rice but make it flavor
August 10, 2021 12:58 PM   Subscribe

What's your fave online source for furikake?

That's it!

You have a source for the tastiest of rice seasoning, I want to know it. Prefer to get it from a place rather than Amazon.

I'll eat pretty much anything.
posted by phunniemee to Food & Drink (10 answers total) 13 users marked this as a favorite
 
I'm not answering your question, and you probably already know it, but in case not, the H-mart in your city has a dozen pretty good options. (I'm a bit embarrassed to be very fond of the Doraemon branded one.)
posted by eotvos at 1:19 PM on August 10, 2021 [3 favorites]


Response by poster: I've definitely bought furikake at H Mart before but you see I don't like leaving my house so
posted by phunniemee at 1:55 PM on August 10, 2021 [2 favorites]
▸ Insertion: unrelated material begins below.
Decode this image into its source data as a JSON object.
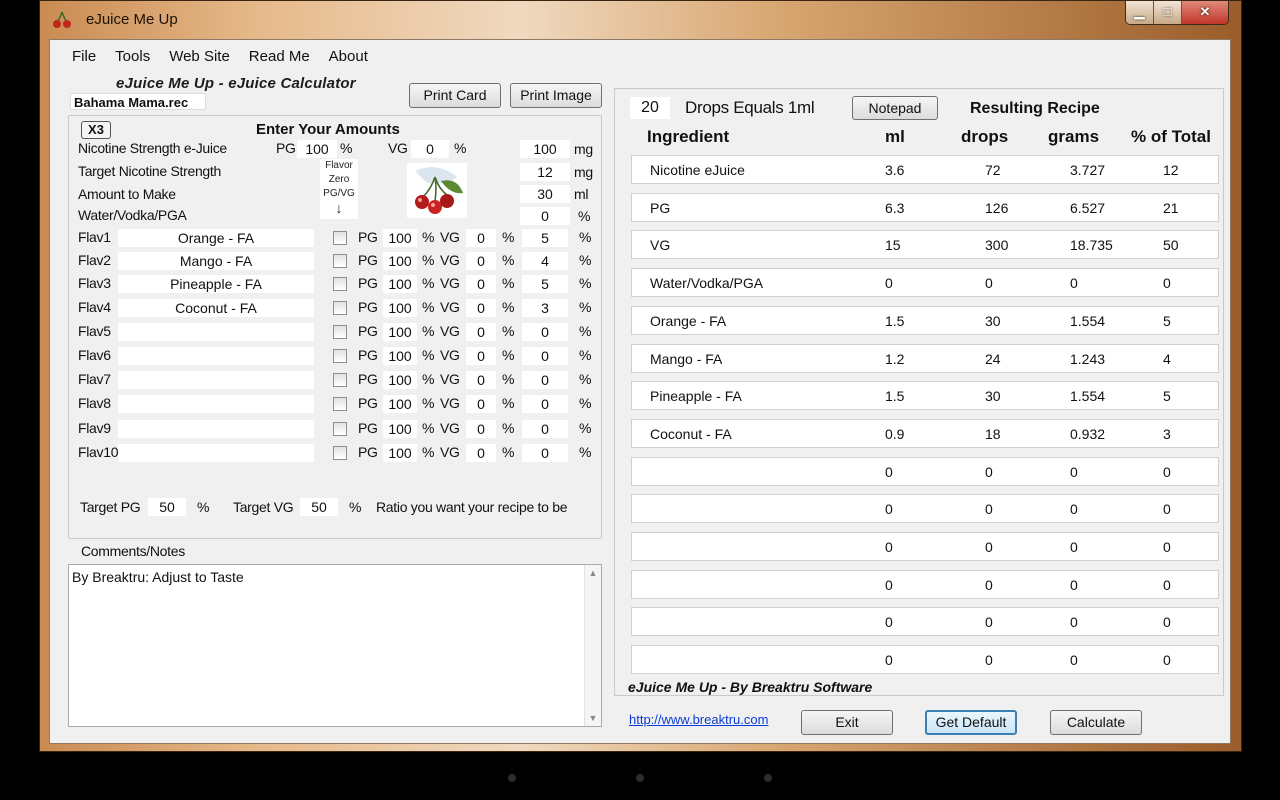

Also not an online answer, but if you live somewhere with Trader Joe's, they now carry their own brand and it's pretty good.
posted by BlahLaLa at 1:57 PM on August 10, 2021 [1 favorite]


It’s not furikake, but instead the Korean version - Sung Gyung kimjaban. Gochujar has a bunch of other things that are good to mix into rice, like oils and various fermented pastes, too, but that’s the closest they get to furikake.
posted by Mizu at 2:08 PM on August 10, 2021 [1 favorite]


Best answer: Me mail me!
posted by tipsyBumblebee at 2:53 PM on August 10, 2021


Best answer: I really like the kind that comes in the envelopes instead of the jars. I haven't bought from the linked store, but the two shown are my favorite flavors.
posted by Space Kitty at 3:42 PM on August 10, 2021


Best answer: Ocean's Balance furikake is made with Maine seaweed and comes in bonito, shiitake and spicy blends. Spicy's my favorite. And they farm their own kelp!
posted by Text TK at 4:32 PM on August 10, 2021 [2 favorites]


Depending on how much Japanese food you eat, you might already have the ingredients at home...Are you up for a minimal amount of cooking (like just placing things in a pot and simmering)? I'm a super-lazy cook but recently started putting together a simple homemade one from the leftover bits of a mentsuyu recipe as suggested by Just One Cookbook. This way, I get to be picky about stuff like the quality of bonito flakes or salt/sugar content.

Now that I think about it, my family used to do a no-cook version of this just by drizzling soy sauce onto good katsuobushi and adding sesame seeds or other spices if needed. It won't be the dry kind that comes in packets but it's a common filling for onigiri as well.

(The most addictive furikake I've had was a salmon one but I'll have to dig around to remember the name, or to see if the company's still around...)
posted by Sockin'inthefreeworld at 4:34 PM on August 10, 2021 [1 favorite]


Best answer: More spendy but Oaktown Spice Shop (Oakland) has delightful furikake.
posted by rogerroger at 8:07 PM on August 10, 2021


I've definitely bought furikake at H Mart before but you see I don't like leaving my house so

At least my local H-Mart has replaced their entire furikake selection with only Ajishima brand—and I personally won’t buy made-in-China ingredients—so I appreciate this question!
posted by musicinmybrain at 3:08 PM on August 12, 2021


« Older Can a mild Covid breakthrough case lead to...   |   Best U.S. City 2041 Newer »

You are not logged in, either login or create an account to post comments